_Dataset content:_
━━━━━━━━━━━━━━━━━━━━
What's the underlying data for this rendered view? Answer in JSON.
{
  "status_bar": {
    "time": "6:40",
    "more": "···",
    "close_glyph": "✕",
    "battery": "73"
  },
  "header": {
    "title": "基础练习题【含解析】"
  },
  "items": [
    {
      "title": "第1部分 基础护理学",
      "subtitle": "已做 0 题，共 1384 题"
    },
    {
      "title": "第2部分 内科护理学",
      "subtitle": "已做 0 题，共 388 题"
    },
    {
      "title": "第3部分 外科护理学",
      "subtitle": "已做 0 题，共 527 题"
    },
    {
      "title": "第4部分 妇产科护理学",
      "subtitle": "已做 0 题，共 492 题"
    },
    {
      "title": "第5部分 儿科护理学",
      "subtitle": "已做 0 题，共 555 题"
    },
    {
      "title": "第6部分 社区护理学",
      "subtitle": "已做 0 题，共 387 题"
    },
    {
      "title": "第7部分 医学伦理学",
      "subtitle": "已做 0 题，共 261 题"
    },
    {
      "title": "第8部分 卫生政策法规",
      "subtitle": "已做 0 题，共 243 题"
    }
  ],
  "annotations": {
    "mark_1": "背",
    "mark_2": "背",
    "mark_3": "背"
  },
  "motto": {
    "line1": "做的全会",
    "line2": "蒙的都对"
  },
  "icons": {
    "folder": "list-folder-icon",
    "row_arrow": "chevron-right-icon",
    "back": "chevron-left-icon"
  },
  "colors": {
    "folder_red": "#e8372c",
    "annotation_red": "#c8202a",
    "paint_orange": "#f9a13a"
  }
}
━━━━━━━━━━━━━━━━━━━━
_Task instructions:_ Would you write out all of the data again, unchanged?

_Answer:_
What's the underlying data for this rendered view? Answer in JSON.
{
  "status_bar": {
    "time": "6:40",
    "more": "···",
    "close_glyph": "✕",
    "battery": "73"
  },
  "header": {
    "title": "基础练习题【含解析】"
  },
  "items": [
    {
      "title": "第1部分 基础护理学",
      "subtitle": "已做 0 题，共 1384 题"
    },
    {
      "title": "第2部分 内科护理学",
      "subtitle": "已做 0 题，共 388 题"
    },
    {
      "title": "第3部分 外科护理学",
      "subtitle": "已做 0 题，共 527 题"
    },
    {
      "title": "第4部分 妇产科护理学",
      "subtitle": "已做 0 题，共 492 题"
    },
    {
      "title": "第5部分 儿科护理学",
      "subtitle": "已做 0 题，共 555 题"
    },
    {
      "title": "第6部分 社区护理学",
      "subtitle": "已做 0 题，共 387 题"
    },
    {
      "title": "第7部分 医学伦理学",
      "subtitle": "已做 0 题，共 261 题"
    },
    {
      "title": "第8部分 卫生政策法规",
      "subtitle": "已做 0 题，共 243 题"
    }
  ],
  "annotations": {
    "mark_1": "背",
    "mark_2": "背",
    "mark_3": "背"
  },
  "motto": {
    "line1": "做的全会",
    "line2": "蒙的都对"
  },
  "icons": {
    "folder": "list-folder-icon",
    "row_arrow": "chevron-right-icon",
    "back": "chevron-left-icon"
  },
  "colors": {
    "folder_red": "#e8372c",
    "annotation_red": "#c8202a",
    "paint_orange": "#f9a13a"
  }
}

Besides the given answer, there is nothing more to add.